Behold, a virgin [young woman, a maid, or marriageable age, or newly married]
and bear [ bring forth, travail, produce in distress, declare one’s birth]
and shall call [ to make a loud call, to summon, invite, call unto for help]
his name Immanuel.
Where else have we seen this prophecy about the young woman and child in scripture?
Rev 12:1 And there appeared a great wonder in heaven; a woman clothed with the sun, and the moon under her feet, and upon her head a crown of twelve stars:
Rev 12:2 And she being with child cried, travailing in birth, and pained to be delivered.
Rev 12:4 And his tail drew the third part of the stars of heaven, and did cast them to the earth: and the dragon stood before the woman which was ready to be delivered, for to devour her child as soon as it was born.
Rev 12:5 And she brought forth a man child, who was to rule all nations with a rod of iron: and her child was caught up unto God, and [to] his throne.
This young woman is the united Israel as a people.

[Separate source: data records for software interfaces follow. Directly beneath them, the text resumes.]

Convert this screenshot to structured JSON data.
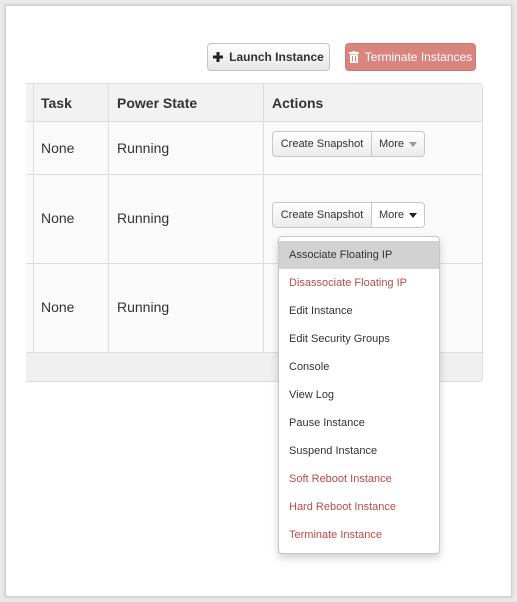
{
  "toolbar": {
    "launch_label": "Launch Instance",
    "terminate_label": "Terminate Instances"
  },
  "table": {
    "columns": [
      "Task",
      "Power State",
      "Actions"
    ],
    "rows": [
      {
        "task": "None",
        "power_state": "Running",
        "snapshot_label": "Create Snapshot",
        "more_label": "More"
      },
      {
        "task": "None",
        "power_state": "Running",
        "snapshot_label": "Create Snapshot",
        "more_label": "More"
      },
      {
        "task": "None",
        "power_state": "Running"
      }
    ]
  },
  "dropdown": {
    "items": [
      {
        "label": "Associate Floating IP",
        "style": "active"
      },
      {
        "label": "Disassociate Floating IP",
        "style": "danger"
      },
      {
        "label": "Edit Instance",
        "style": "normal"
      },
      {
        "label": "Edit Security Groups",
        "style": "normal"
      },
      {
        "label": "Console",
        "style": "normal"
      },
      {
        "label": "View Log",
        "style": "normal"
      },
      {
        "label": "Pause Instance",
        "style": "normal"
      },
      {
        "label": "Suspend Instance",
        "style": "normal"
      },
      {
        "label": "Soft Reboot Instance",
        "style": "danger"
      },
      {
        "label": "Hard Reboot Instance",
        "style": "danger"
      },
      {
        "label": "Terminate Instance",
        "style": "danger"
      }
    ]
  },
  "colors": {
    "danger_button": "#d9847d",
    "danger_text": "#b94a48",
    "active_item": "#d2d2d2"
  },
  "icons": {
    "launch": "plus-icon",
    "terminate": "trash-icon",
    "more": "caret-down-icon"
  }
}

She was born in 1948. She is travailing in pain, calling out for her Messiah, to deliver her from the King of Assyria.
She will be the one to call her Messiah Immanuel, which means God with us.
She seems to loose this Messianic hope as the child is taken away from her, so soon after the birth of the hope. The dragon uses politics, and the hate of her neighbors, to rob the woman of her land, the womb that gives forth her hope, and devour the child.
Israel first lost 2/3 the British mandated land within a year of issue in 1921. The UN Partition plan in 1947 took another half of what remained, and gave it to the Arabs. Jordan then attempted to annex the West Bank in 1949. This lasted until 1967, when in the 6 day war, Israel got its property back. Israel then returned the Sinai area in 1982 in a peace agreement. The Palestinian authority then took hold of more property, rebelled against Israel rule, and initiated ongoing terrorist attacks.
Just as Israel once before saw her child leave her, and ascend to heaven 2000 years ago, modern Israel is seeing her child leave her again, as the dragon continually attacks her and robs her of her hope.
How can she hold on to her child as her womb (land) is constantly wounded, torn apart, divided, and given to her enemies?
Compare the divided land in the time of Ahaz to modern Israel. This is the womb of the Messiah. It is divided, so it cannot bring forth the child.
The child is the hope and land of her Messiah. Only When Israel is reunited with her child, and the Messianic hope becomes a reality, will she give Him the name she is destined to give Him – Immanuel !!!
Level Three – the 65 years and the near future
Can a prophecy be fulfilled twice? Invasions are not new to Israel. Will something happen to the West Bank, which for all practical purposes is the “northern part” of Israel (similar geographically to the ancient Ephraim, northern kingdom)?
How long will God allow Israel’s enemies to hold onto the womb of the young maiden Israel?
Isa 7:8 For the head of Syria [is] Damascus, and the head of Damascus [is] Rezin; and within threescore and five years (65 years) shall Ephraim be broken, that it be not a people.
Is there a time limit to this Palestinian occupation of the land of Israel?
The land was first partitioned in 1947, and reinforced in 1949. Could the 65 year promise be renewed once again? Only time will tell.
1947 + 65 = 2012
1949 + 65 = 2014
With things the way they are, how could this happen?
Well, we are still waiting for the Gog and Magog (Ezechiel 38) invasion of Israel, which, by the way would fulfill the Assyrian king invasion of the Isaiah prophecy as well. What is nice about this war, is that, despite terrible odds, Israel is victorious.
This would be a good time to reclaim land. This would be a good time to heal the womb of Israel, and reinstate the hope of the Messiah.
This victorious time would be a good incentive for the final aliyah, the final return of all remaining Jews to Israel, in preparation for its Messianic destiny.
Is it possible that the young maiden Israel, who has given up her child unto heaven as a deferred hope, can call Him back again at this time?
If so, maybe we will finally hear the name Immanuel being called unto, and spoken by the woman Israel, toward the child that delivers her.